Supplied records:

..............................

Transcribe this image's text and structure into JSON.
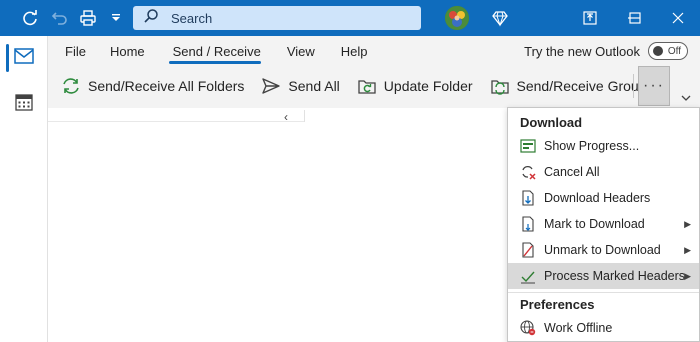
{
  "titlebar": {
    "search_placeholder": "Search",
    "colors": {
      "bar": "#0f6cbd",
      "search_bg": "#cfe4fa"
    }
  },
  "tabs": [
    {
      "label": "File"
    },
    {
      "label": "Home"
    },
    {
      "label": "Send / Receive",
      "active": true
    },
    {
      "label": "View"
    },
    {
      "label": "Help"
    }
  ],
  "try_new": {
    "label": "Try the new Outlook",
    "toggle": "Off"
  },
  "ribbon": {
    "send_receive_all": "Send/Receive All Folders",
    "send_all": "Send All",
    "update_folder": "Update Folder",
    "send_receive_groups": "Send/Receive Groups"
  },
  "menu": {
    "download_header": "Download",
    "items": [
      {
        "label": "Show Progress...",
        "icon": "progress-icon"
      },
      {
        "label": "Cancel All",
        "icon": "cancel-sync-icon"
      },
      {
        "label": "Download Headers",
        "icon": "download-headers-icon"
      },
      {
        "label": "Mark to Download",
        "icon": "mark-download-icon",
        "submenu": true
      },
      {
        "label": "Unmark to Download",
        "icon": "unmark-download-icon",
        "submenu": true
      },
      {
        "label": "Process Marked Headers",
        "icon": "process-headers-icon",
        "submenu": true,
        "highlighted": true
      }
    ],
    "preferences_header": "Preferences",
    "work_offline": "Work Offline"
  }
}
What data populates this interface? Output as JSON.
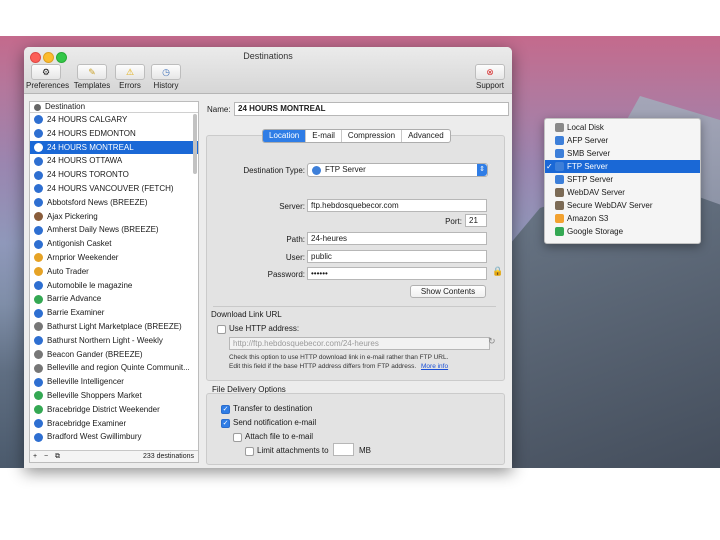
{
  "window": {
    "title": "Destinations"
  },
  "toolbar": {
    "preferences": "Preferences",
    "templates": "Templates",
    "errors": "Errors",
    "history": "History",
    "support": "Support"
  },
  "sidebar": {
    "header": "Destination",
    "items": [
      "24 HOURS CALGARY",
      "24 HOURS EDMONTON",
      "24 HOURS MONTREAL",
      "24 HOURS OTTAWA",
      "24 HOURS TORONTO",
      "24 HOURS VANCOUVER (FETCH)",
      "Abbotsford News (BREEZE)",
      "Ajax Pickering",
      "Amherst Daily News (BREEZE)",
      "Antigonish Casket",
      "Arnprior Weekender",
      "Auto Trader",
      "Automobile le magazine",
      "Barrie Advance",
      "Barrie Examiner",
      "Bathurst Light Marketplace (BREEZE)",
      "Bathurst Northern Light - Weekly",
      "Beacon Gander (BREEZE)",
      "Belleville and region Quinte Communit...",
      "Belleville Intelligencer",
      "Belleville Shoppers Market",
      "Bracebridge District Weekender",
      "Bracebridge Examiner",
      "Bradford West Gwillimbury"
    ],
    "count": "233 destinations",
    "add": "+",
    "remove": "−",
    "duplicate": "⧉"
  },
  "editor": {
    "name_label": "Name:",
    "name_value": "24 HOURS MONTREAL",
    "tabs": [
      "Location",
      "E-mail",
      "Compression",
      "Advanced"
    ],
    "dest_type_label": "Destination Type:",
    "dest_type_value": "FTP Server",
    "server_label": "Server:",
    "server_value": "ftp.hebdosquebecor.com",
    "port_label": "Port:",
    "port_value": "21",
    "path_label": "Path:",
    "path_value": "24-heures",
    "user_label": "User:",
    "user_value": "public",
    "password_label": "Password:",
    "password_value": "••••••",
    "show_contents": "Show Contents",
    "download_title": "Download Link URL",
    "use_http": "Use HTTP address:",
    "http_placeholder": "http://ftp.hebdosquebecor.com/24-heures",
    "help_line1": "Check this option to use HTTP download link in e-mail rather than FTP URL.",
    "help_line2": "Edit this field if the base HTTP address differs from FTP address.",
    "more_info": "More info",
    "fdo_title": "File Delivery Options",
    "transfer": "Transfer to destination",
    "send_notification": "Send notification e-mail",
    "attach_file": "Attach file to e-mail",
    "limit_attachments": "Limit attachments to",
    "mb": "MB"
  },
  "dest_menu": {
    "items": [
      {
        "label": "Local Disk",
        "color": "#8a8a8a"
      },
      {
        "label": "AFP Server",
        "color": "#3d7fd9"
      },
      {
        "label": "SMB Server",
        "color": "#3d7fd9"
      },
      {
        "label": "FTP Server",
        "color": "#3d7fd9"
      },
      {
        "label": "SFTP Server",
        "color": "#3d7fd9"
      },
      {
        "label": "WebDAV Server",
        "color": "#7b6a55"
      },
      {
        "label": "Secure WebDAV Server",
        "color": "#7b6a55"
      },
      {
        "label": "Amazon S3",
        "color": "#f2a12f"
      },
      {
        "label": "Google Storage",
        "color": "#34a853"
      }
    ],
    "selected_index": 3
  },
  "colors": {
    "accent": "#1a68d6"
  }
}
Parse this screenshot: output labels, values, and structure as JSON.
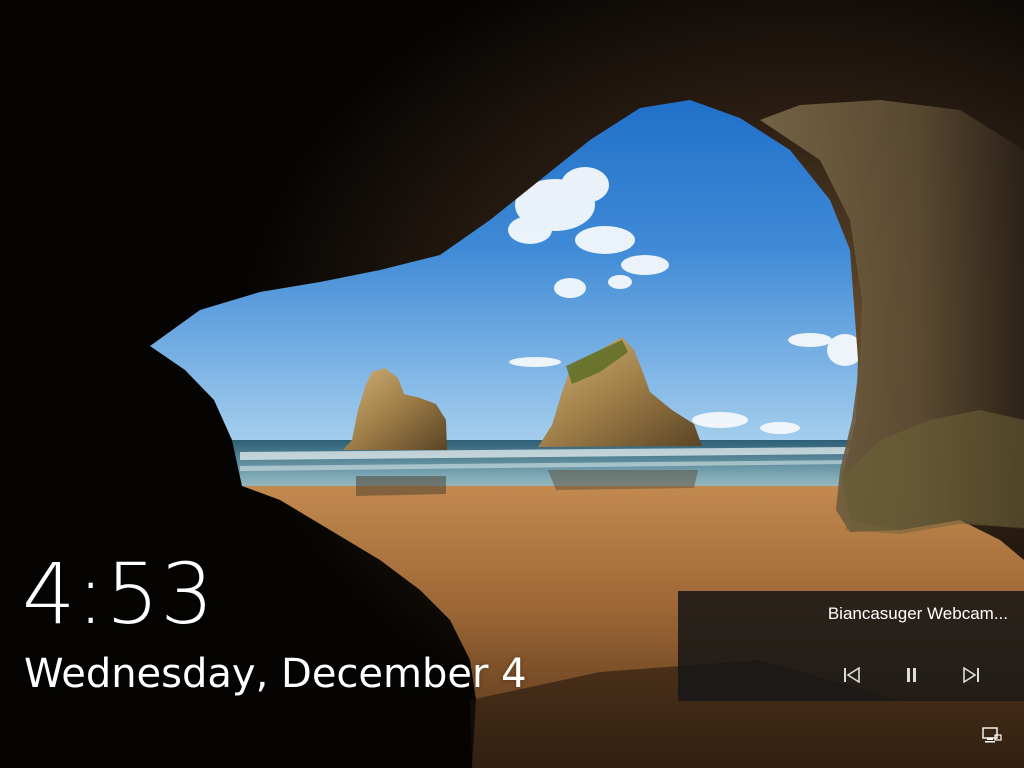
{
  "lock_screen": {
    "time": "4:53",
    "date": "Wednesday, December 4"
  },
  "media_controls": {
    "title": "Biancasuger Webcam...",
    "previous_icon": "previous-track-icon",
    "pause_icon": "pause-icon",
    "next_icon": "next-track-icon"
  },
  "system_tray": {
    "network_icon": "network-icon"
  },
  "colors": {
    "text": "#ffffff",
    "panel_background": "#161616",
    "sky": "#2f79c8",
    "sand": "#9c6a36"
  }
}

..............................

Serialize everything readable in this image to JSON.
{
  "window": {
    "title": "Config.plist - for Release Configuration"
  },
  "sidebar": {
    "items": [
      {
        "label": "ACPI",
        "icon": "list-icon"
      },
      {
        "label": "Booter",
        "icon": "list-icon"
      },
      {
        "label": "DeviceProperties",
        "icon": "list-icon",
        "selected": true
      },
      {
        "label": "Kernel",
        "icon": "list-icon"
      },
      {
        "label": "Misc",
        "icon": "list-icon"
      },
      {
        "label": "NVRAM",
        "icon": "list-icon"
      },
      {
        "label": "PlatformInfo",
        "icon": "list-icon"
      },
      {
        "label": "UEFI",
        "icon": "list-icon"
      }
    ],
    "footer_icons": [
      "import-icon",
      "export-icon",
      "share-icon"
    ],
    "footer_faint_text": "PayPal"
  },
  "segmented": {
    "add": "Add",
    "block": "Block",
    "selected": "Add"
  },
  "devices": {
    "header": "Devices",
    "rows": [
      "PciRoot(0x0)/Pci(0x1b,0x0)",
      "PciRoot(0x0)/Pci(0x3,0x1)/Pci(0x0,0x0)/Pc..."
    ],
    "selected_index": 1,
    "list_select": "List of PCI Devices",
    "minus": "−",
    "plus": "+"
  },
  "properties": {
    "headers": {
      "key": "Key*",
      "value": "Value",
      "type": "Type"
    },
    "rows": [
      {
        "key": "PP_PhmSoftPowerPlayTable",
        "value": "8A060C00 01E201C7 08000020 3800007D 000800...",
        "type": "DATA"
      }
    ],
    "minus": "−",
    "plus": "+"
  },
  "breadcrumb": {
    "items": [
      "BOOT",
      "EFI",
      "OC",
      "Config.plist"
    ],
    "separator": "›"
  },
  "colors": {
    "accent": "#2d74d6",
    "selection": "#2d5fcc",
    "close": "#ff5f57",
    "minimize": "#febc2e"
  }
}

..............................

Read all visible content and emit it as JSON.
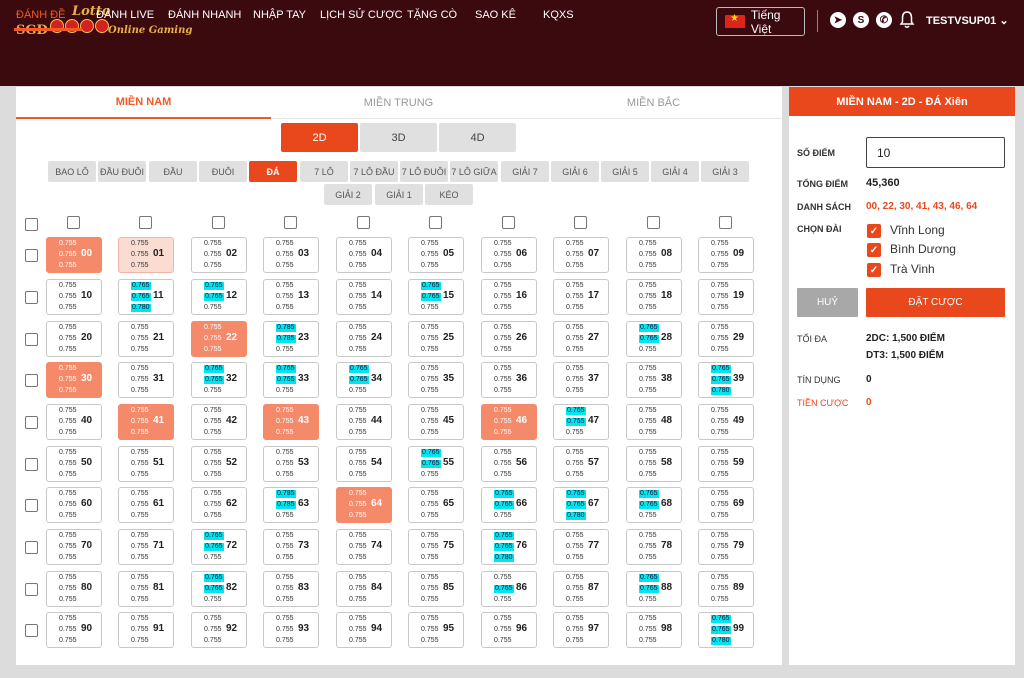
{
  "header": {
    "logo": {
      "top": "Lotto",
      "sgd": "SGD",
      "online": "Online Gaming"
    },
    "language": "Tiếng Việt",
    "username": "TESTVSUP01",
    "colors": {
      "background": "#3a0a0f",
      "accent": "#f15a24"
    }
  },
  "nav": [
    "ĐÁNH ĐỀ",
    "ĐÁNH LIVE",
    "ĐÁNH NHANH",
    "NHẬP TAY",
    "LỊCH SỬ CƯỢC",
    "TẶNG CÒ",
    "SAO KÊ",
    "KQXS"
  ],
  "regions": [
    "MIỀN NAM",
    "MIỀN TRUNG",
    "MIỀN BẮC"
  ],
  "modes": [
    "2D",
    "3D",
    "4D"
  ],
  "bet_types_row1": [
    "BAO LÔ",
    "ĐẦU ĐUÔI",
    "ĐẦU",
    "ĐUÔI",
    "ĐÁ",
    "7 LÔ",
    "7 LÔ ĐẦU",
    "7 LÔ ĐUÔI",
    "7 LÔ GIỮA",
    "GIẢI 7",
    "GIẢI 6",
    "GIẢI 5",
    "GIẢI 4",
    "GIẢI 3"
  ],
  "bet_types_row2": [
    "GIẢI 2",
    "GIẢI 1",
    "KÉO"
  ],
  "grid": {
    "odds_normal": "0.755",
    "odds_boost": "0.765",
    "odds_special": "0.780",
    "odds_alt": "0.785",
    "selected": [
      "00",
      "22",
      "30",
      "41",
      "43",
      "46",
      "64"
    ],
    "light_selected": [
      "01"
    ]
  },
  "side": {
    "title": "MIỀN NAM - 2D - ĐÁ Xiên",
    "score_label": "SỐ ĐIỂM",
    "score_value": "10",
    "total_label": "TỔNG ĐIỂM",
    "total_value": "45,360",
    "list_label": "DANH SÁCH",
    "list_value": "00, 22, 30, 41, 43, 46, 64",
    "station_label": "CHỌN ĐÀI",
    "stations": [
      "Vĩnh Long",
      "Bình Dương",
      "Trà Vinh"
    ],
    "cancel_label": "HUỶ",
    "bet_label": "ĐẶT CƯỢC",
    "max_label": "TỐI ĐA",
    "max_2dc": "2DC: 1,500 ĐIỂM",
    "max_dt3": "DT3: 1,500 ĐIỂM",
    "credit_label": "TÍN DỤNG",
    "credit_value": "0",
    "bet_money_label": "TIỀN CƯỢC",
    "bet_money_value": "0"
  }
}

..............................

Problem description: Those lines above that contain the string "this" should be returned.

Answer section:
Transcribe this image's text and structure into JSON.
What data populates this interface? Output as JSON.
    "help_line1": "Check this option to use HTTP download link in e-mail rather than FTP URL.",
    "help_line2": "Edit this field if the base HTTP address differs from FTP address.",
Parse this screenshot: output labels, values, and structure as JSON.
Serialize everything readable in this image to JSON.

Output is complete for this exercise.